Information Possibly Outdated
The information presented on this page was originally released on January 13, 2017. It may not be outdated, but please search our site for more current information. If you plan to quote or reference this information in a publication, please check with the Extension specialist or author before proceeding.
Heavy rains carry more than water
STARKVILLE, Miss. -- Heavy winter and spring precipitation can result in water runoff from roads, homes, lawns and parking lots, washing more than water downstream.
Today, polluted runoff is the source of most of the contamination in the nation’s waterways. Rainfall drops water onto roof tops, plants and the ground. Some water is taken up by plants or moves through the soil, but much of it runs across land. Surface water flows from higher elevations to lower elevations, running from lawns and roads to roadside ditches and storm drains to creeks and streams. It eventually flows into rivers that empty into the oceans.
Throughout the water cycle, there are many points where water can pick up small sediments from surfaces where natural plant cover has been removed, like construction sites or agricultural land. The flowing water can also transport chemicals such as fertilizers, pesticides, oil and antifreeze. Even naturally occurring biological contaminants -- including bacteria and viruses from pet or human waste -- can float downstream. Each situation results in nonpoint source pollution, which is any source of pollution that is not from a direct source, such as pipes from industrial or wastewater plants.
Nonpoint source pollution is often associated with overland surface water flow. It is much harder to identify sources of this pollution. One recognizable form of this pollution can occur in parking lots after heavy rains. You may see a rainbow-colored sheen caused by oil-based chemicals that drip from vehicles into standing puddles.
As we move into 2017, water resource protection remains a top priority. Local, national and global problems related to water resources are likely to increase. Wherever land is used for human activities, there is an increased chance for runoff of pollutants, whether intentional or not. Landowner awareness is important in reducing unintentional pollution. We all need to take the initiative to reduce nonpoint source pollution to protect environments and waterways locally and even thousands of miles away, as water processes occur on a global scale.
There are easy ways we, as a community, can help reduce water pollution by making small changes. You can prevent polluted runoff at home by using a broom instead of a hose to clean your driveway, so that you aren’t just spraying oil, dirt and other contaminants down storm drains. Carefully store and dispose of household cleaners, chemicals and oil. Alternatively, you can recycle oil at automotive parts stores. Use fertilizers and chemicals sparingly. Always use pesticides according to instructions on the label. Be sure to maintain personal septic systems and pick up pet waste.

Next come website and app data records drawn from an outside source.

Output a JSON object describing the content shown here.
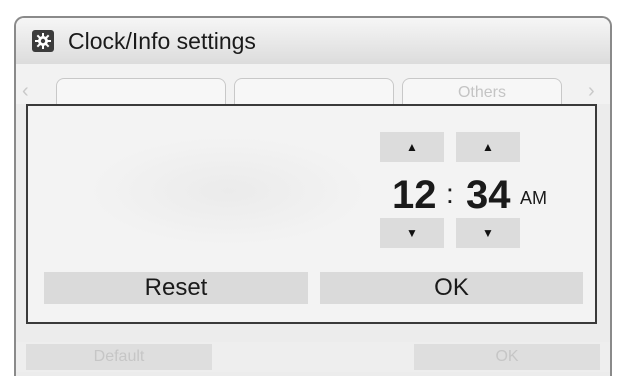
{
  "window": {
    "title": "Clock/Info settings",
    "icon": "gear-icon"
  },
  "tabs": [
    {
      "label": ""
    },
    {
      "label": ""
    },
    {
      "label": "Others"
    }
  ],
  "dialog": {
    "hour": "12",
    "separator": ":",
    "minute": "34",
    "ampm": "AM",
    "up_arrow": "▲",
    "down_arrow": "▼",
    "reset_label": "Reset",
    "ok_label": "OK"
  },
  "footer": {
    "default_label": "Default",
    "ok_label": "OK"
  }
}
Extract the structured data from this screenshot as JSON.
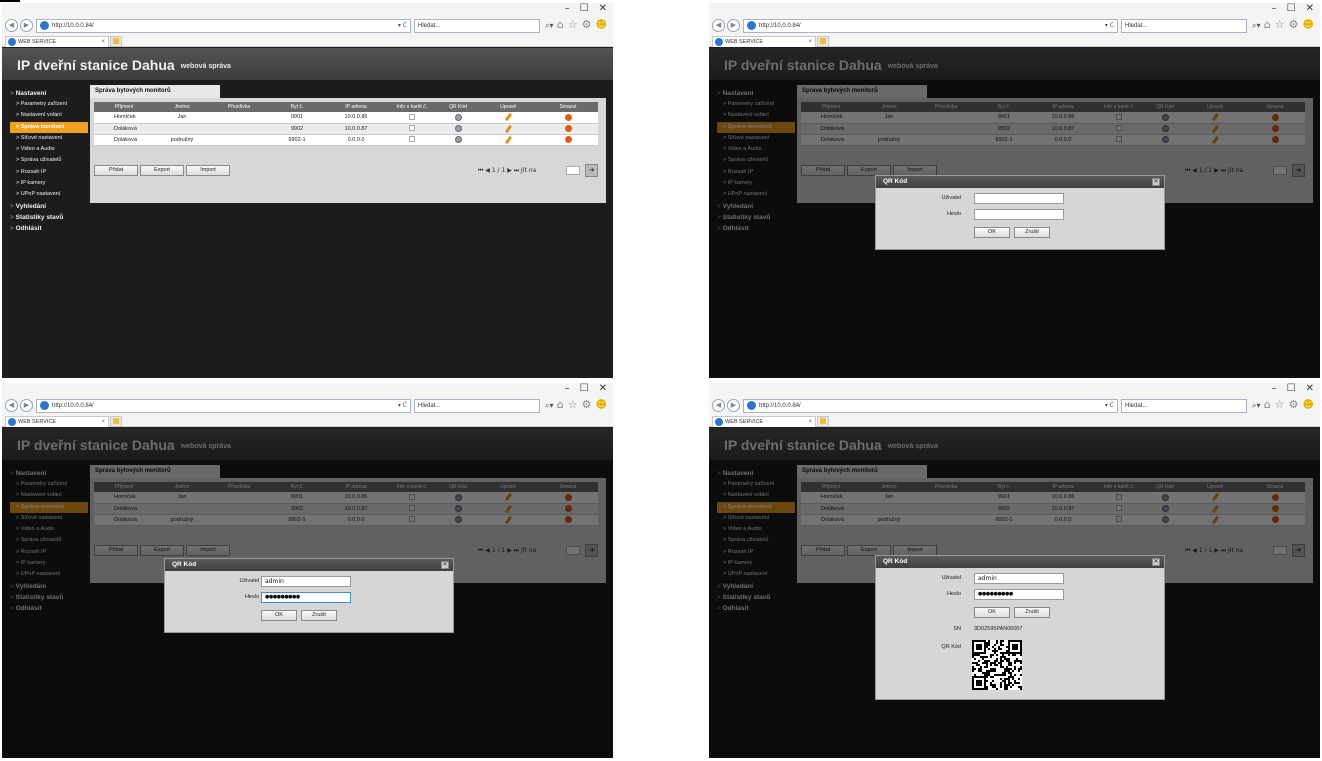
{
  "browser": {
    "window_controls": [
      "–",
      "☐",
      "✕"
    ],
    "address": "http://10.0.0.84/",
    "address_tail": "▾ Ċ",
    "search_placeholder": "Hledat...",
    "search_icon": "⌕▾",
    "toolbar_icons": [
      "⌂",
      "☆",
      "⚙",
      "☻"
    ],
    "tab_title": "WEB SERVICE",
    "tab_close": "×"
  },
  "page": {
    "title": "IP dveřní stanice Dahua",
    "subtitle": "webová správa"
  },
  "sidebar": {
    "sections": [
      {
        "label": "Nastavení",
        "items": [
          "Parametry zařízení",
          "Nastavení volání",
          "Správa monitorů",
          "Síťové nastavení",
          "Video a Audio",
          "Správa uživatelů",
          "Rozsah IP",
          "IP kamery",
          "UPnP nastavení"
        ]
      },
      {
        "label": "Vyhledání",
        "items": []
      },
      {
        "label": "Statistiky stavů",
        "items": []
      },
      {
        "label": "Odhlásit",
        "items": []
      }
    ],
    "active_item": "Správa monitorů"
  },
  "content": {
    "tab": "Správa bytových monitorů",
    "columns": [
      "Příjmení",
      "Jméno",
      "Přezdívka",
      "Byt č.",
      "IP adresa",
      "Info o kartě č.",
      "QR Kód",
      "Upravit",
      "Smazat"
    ],
    "rows": [
      {
        "surname": "Homíček",
        "name": "Jan",
        "nick": "",
        "flat": "9901",
        "ip": "10.0.0.86"
      },
      {
        "surname": "Doláková",
        "name": "",
        "nick": "",
        "flat": "9902",
        "ip": "10.0.0.87"
      },
      {
        "surname": "Doláková",
        "name": "podružný",
        "nick": "",
        "flat": "9902-1",
        "ip": "0.0.0.0"
      }
    ],
    "buttons": {
      "add": "Přidat",
      "export": "Export",
      "import": "Import"
    },
    "pager": "⏮ ◀ 1 / 1 ▶ ⏭ Jít na",
    "pager_go": "➔"
  },
  "dialog": {
    "title": "QR Kód",
    "close": "✕",
    "user_label": "Uživatel",
    "pass_label": "Heslo",
    "ok": "OK",
    "cancel": "Zrušit",
    "user_value": "admin",
    "pass_value": "●●●●●●●●●",
    "sn_label": "SN",
    "sn_value": "3D02595PAN00007",
    "qr_label": "QR Kód"
  }
}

For more information about water resource protection, contact Beth Baker with the Research and Education to Advance Conservation and Habitat (REACH) program at MSU at 662-325-7491 or firstname.lastname@example.org.

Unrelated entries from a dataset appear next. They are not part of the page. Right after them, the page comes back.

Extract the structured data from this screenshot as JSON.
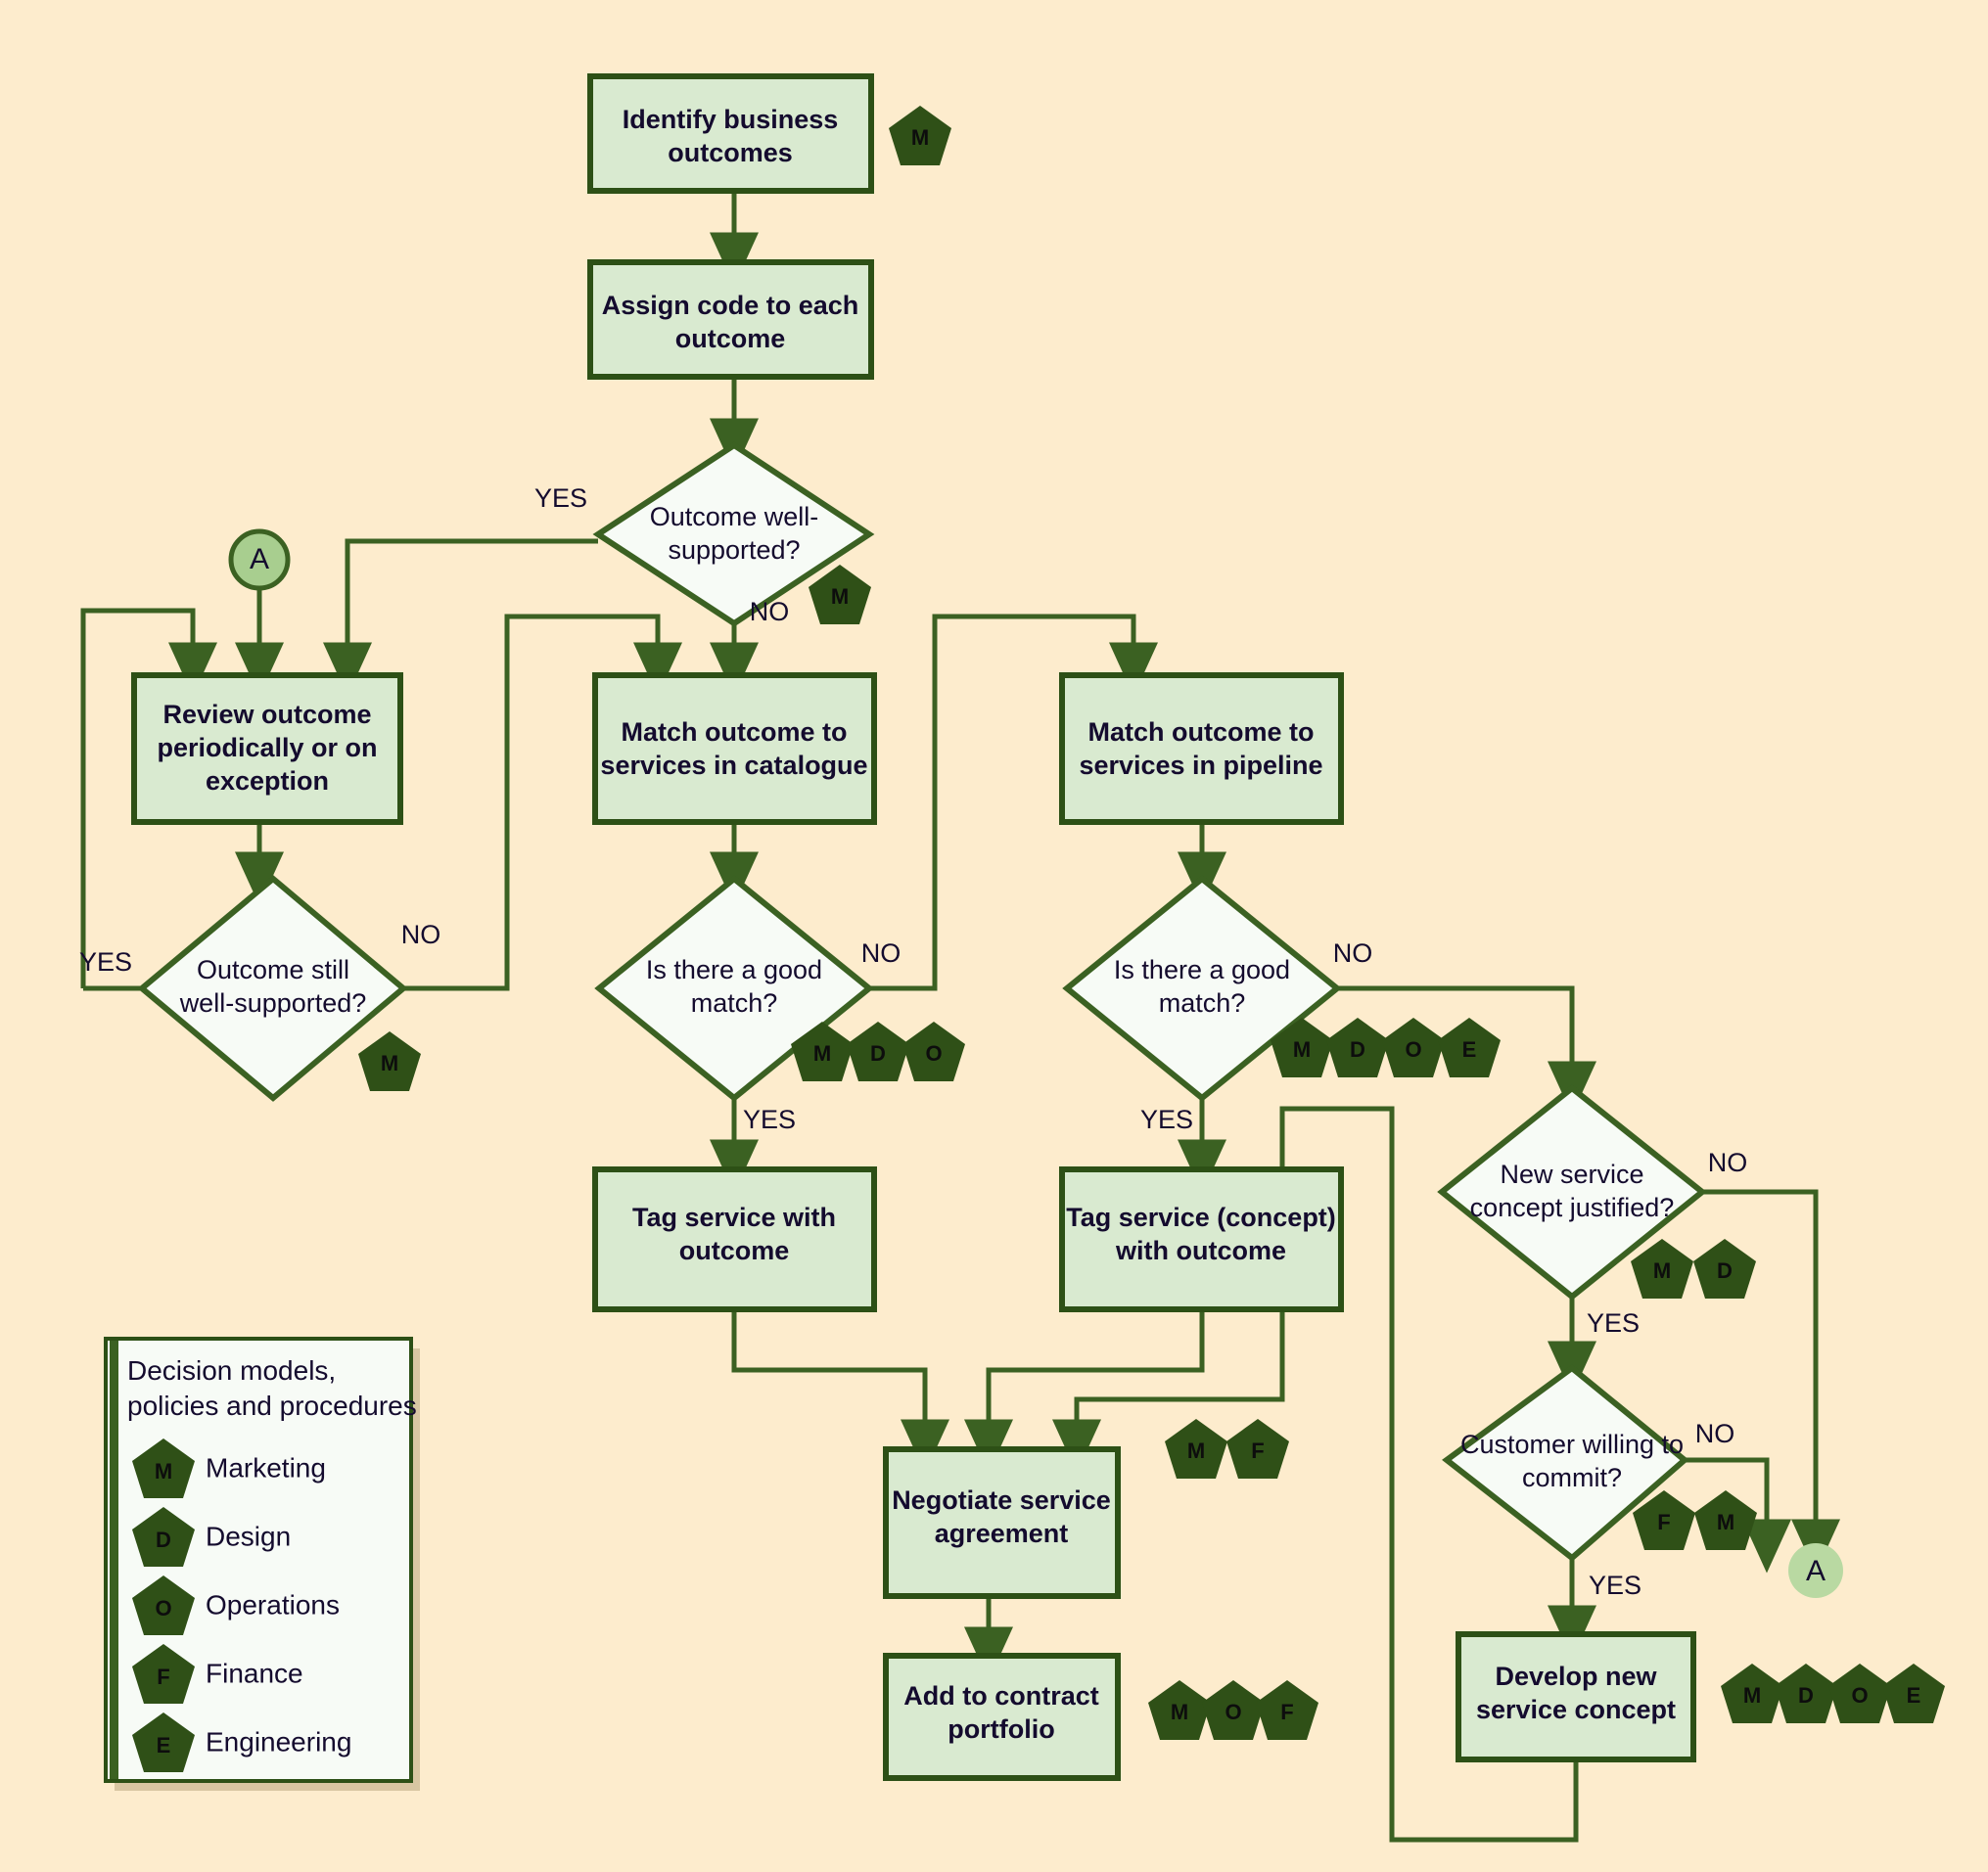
{
  "diagram": {
    "title": "Service portfolio / business outcome matching flowchart",
    "background_color": "#fdeccd",
    "node_fill": "#d9ead0",
    "node_stroke": "#2d5016",
    "decision_fill": "#f7fbf6",
    "line_color": "#3b6122",
    "pentagon_color": "#2f5017",
    "connector_fill": "#a8ce8f",
    "text_color": "#140b2e"
  },
  "nodes": {
    "identify_outcomes": {
      "label": "Identify business\noutcomes",
      "line1": "Identify business",
      "line2": "outcomes",
      "type": "process"
    },
    "assign_code": {
      "label": "Assign code to each\noutcome",
      "line1": "Assign code to each",
      "line2": "outcome",
      "type": "process"
    },
    "outcome_well_supported": {
      "line1": "Outcome well-",
      "line2": "supported?",
      "type": "decision"
    },
    "review_outcome": {
      "line1": "Review outcome",
      "line2": "periodically or on",
      "line3": "exception",
      "type": "process"
    },
    "outcome_still_supported": {
      "line1": "Outcome still",
      "line2": "well-supported?",
      "type": "decision"
    },
    "match_catalogue": {
      "line1": "Match outcome to",
      "line2": "services in catalogue",
      "type": "process"
    },
    "match_pipeline": {
      "line1": "Match outcome to",
      "line2": "services in pipeline",
      "type": "process"
    },
    "good_match_catalogue": {
      "line1": "Is there a good",
      "line2": "match?",
      "type": "decision"
    },
    "good_match_pipeline": {
      "line1": "Is there a good",
      "line2": "match?",
      "type": "decision"
    },
    "tag_service": {
      "line1": "Tag service with",
      "line2": "outcome",
      "type": "process"
    },
    "tag_service_concept": {
      "line1": "Tag service (concept)",
      "line2": "with outcome",
      "type": "process"
    },
    "new_service_justified": {
      "line1": "New service",
      "line2": "concept justified?",
      "type": "decision"
    },
    "customer_willing": {
      "line1": "Customer willing to",
      "line2": "commit?",
      "type": "decision"
    },
    "negotiate_agreement": {
      "line1": "Negotiate service",
      "line2": "agreement",
      "type": "process"
    },
    "add_to_portfolio": {
      "line1": "Add to contract",
      "line2": "portfolio",
      "type": "process"
    },
    "develop_concept": {
      "line1": "Develop new",
      "line2": "service concept",
      "type": "process"
    }
  },
  "connectors": {
    "a_in": {
      "letter": "A"
    },
    "a_out": {
      "letter": "A"
    }
  },
  "edge_labels": {
    "yes": "YES",
    "no": "NO",
    "well_supported_yes": "YES",
    "well_supported_no": "NO",
    "still_supported_yes": "YES",
    "still_supported_no": "NO",
    "catalogue_match_yes": "YES",
    "catalogue_match_no": "NO",
    "pipeline_match_yes": "YES",
    "pipeline_match_no": "NO",
    "justified_yes": "YES",
    "justified_no": "NO",
    "commit_yes": "YES",
    "commit_no": "NO"
  },
  "pentagon_groups": {
    "outcome_well_supported": [
      "M"
    ],
    "outcome_still_supported": [
      "M"
    ],
    "good_match_catalogue": [
      "M",
      "D",
      "O"
    ],
    "good_match_pipeline": [
      "M",
      "D",
      "O",
      "E"
    ],
    "new_service_justified": [
      "M",
      "D"
    ],
    "customer_willing": [
      "F",
      "M"
    ],
    "negotiate_agreement": [
      "M",
      "F"
    ],
    "add_to_portfolio": [
      "M",
      "O",
      "F"
    ],
    "develop_concept": [
      "M",
      "D",
      "O",
      "E"
    ],
    "identify_outcomes": [
      "M"
    ]
  },
  "legend": {
    "title_line1": "Decision models,",
    "title_line2": "policies and procedures",
    "items": [
      {
        "code": "M",
        "label": "Marketing"
      },
      {
        "code": "D",
        "label": "Design"
      },
      {
        "code": "O",
        "label": "Operations"
      },
      {
        "code": "F",
        "label": "Finance"
      },
      {
        "code": "E",
        "label": "Engineering"
      }
    ]
  }
}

Editor’s Note: Extension Outdoors is a column authored by several different experts in the Mississippi State University Extension Service.